**About this exercise**
Where does the string "heading" appear in the material? Copy each line that holds it.

**Provided entries**
________________
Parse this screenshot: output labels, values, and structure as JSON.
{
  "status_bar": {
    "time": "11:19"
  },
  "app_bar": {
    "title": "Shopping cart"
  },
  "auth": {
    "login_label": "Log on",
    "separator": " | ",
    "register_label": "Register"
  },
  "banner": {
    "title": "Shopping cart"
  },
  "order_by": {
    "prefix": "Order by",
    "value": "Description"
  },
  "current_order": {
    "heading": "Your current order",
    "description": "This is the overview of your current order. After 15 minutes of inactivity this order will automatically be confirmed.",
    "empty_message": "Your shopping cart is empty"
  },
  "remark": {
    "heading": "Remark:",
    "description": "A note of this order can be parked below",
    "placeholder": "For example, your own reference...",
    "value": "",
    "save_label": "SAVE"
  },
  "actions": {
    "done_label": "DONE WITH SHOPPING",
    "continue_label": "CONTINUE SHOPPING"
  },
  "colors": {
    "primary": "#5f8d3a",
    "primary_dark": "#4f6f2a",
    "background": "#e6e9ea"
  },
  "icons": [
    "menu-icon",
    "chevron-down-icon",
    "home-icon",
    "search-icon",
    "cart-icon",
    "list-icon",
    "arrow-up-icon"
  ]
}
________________
**Answer to this problem**
    "heading": "Your current order",
    "heading": "Remark:",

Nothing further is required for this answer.